• **Work order**:
Scan the records below for the string "Μήνας" and return every line where it appears.

BEGIN Supplied entries

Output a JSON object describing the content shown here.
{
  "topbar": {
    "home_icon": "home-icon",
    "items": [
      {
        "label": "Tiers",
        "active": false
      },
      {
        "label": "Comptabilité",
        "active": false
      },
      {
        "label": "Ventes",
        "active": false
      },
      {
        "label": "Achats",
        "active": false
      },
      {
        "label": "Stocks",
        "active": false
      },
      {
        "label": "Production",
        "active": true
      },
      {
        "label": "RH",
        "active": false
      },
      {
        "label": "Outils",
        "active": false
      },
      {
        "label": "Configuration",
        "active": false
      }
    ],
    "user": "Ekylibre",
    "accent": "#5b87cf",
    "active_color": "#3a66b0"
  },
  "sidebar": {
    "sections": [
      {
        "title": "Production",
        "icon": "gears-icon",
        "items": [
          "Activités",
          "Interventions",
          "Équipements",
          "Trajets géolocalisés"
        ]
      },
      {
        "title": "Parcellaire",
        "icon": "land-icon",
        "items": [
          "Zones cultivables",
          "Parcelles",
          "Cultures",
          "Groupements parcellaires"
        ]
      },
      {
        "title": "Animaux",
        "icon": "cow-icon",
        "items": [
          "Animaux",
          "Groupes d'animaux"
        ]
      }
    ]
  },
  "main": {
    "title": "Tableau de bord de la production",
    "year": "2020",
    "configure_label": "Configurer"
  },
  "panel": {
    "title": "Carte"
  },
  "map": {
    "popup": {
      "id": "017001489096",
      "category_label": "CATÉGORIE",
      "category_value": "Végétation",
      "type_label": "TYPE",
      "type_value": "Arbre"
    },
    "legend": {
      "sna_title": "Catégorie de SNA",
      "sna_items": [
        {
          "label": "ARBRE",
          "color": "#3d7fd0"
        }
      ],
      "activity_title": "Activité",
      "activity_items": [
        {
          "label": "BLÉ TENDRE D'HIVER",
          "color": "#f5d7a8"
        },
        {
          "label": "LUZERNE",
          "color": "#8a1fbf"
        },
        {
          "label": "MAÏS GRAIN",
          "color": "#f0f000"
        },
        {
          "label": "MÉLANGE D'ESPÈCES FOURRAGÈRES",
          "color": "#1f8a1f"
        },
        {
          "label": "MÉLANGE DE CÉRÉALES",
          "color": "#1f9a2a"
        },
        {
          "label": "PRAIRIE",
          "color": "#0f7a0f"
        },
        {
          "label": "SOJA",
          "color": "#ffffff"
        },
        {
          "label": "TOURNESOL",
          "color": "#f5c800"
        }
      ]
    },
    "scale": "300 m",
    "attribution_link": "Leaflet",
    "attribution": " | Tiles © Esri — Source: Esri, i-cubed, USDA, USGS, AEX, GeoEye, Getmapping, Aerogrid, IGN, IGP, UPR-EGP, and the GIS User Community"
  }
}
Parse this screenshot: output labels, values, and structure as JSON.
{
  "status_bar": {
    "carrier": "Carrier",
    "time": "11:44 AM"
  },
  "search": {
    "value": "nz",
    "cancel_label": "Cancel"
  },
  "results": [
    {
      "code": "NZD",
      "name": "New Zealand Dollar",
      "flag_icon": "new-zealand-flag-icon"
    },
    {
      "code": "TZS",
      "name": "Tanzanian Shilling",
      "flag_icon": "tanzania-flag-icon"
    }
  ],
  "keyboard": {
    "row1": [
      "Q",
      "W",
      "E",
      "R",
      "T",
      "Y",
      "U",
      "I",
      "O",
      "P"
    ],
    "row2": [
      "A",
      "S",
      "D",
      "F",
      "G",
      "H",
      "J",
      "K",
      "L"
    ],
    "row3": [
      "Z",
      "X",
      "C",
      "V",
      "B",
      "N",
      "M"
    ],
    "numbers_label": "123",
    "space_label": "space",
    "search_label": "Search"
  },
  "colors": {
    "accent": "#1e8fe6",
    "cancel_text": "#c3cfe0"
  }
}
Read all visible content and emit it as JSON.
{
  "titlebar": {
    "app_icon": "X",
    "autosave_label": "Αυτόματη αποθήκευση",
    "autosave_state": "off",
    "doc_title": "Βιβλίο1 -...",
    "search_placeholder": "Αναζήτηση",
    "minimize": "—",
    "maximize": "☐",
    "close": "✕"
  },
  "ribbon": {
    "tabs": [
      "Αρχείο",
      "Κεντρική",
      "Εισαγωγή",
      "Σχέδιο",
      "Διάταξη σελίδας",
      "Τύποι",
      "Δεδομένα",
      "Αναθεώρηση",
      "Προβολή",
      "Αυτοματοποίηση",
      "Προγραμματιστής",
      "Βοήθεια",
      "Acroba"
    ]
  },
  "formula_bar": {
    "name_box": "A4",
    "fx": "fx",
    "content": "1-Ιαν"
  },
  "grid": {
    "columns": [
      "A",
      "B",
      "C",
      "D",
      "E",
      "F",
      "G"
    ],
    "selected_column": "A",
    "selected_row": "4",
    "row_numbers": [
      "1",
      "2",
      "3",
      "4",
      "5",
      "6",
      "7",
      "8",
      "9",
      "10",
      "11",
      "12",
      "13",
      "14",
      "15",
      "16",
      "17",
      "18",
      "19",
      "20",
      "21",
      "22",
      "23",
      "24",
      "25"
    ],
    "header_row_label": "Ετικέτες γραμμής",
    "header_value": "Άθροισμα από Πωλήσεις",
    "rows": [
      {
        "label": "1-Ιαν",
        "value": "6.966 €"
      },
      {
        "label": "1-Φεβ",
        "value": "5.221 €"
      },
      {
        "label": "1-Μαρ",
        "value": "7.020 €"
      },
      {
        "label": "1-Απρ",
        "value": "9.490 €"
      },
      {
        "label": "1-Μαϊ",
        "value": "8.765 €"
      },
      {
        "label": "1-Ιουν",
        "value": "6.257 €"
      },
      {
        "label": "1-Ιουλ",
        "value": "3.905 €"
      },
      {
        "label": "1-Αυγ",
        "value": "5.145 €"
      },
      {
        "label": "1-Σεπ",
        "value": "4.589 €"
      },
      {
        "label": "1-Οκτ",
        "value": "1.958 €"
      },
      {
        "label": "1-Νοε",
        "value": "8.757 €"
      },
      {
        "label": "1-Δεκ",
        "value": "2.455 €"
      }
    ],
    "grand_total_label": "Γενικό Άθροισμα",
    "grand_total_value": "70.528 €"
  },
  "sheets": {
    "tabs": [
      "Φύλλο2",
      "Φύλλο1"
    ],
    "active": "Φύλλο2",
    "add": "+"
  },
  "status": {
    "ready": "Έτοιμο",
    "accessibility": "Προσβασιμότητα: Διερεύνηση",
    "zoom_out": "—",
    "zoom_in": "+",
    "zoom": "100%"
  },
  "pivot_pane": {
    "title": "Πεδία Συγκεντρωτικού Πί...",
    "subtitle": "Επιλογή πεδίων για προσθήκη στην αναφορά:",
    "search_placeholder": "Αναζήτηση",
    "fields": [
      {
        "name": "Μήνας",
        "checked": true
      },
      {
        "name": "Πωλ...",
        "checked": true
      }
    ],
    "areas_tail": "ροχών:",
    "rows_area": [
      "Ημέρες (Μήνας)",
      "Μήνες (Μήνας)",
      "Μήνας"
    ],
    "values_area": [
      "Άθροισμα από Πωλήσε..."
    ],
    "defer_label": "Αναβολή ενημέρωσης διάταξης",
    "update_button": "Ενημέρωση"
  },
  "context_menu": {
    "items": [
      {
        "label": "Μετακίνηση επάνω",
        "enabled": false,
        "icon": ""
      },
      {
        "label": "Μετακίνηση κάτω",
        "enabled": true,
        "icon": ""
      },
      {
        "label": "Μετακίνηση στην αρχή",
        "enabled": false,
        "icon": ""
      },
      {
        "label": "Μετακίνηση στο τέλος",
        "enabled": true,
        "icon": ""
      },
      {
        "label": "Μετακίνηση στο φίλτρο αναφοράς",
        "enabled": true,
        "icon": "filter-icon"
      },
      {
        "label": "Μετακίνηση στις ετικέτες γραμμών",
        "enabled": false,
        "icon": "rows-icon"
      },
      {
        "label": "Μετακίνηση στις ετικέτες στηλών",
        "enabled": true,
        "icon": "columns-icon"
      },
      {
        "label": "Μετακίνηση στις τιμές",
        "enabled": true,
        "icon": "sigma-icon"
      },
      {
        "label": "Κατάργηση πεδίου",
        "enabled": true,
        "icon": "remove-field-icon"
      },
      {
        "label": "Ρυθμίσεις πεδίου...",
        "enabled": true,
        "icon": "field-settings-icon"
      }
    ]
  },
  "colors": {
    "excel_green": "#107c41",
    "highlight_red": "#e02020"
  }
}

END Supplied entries

• **Reply**:
        "name": "Μήνας",
      "Ημέρες (Μήνας)",
      "Μήνες (Μήνας)",
      "Μήνας"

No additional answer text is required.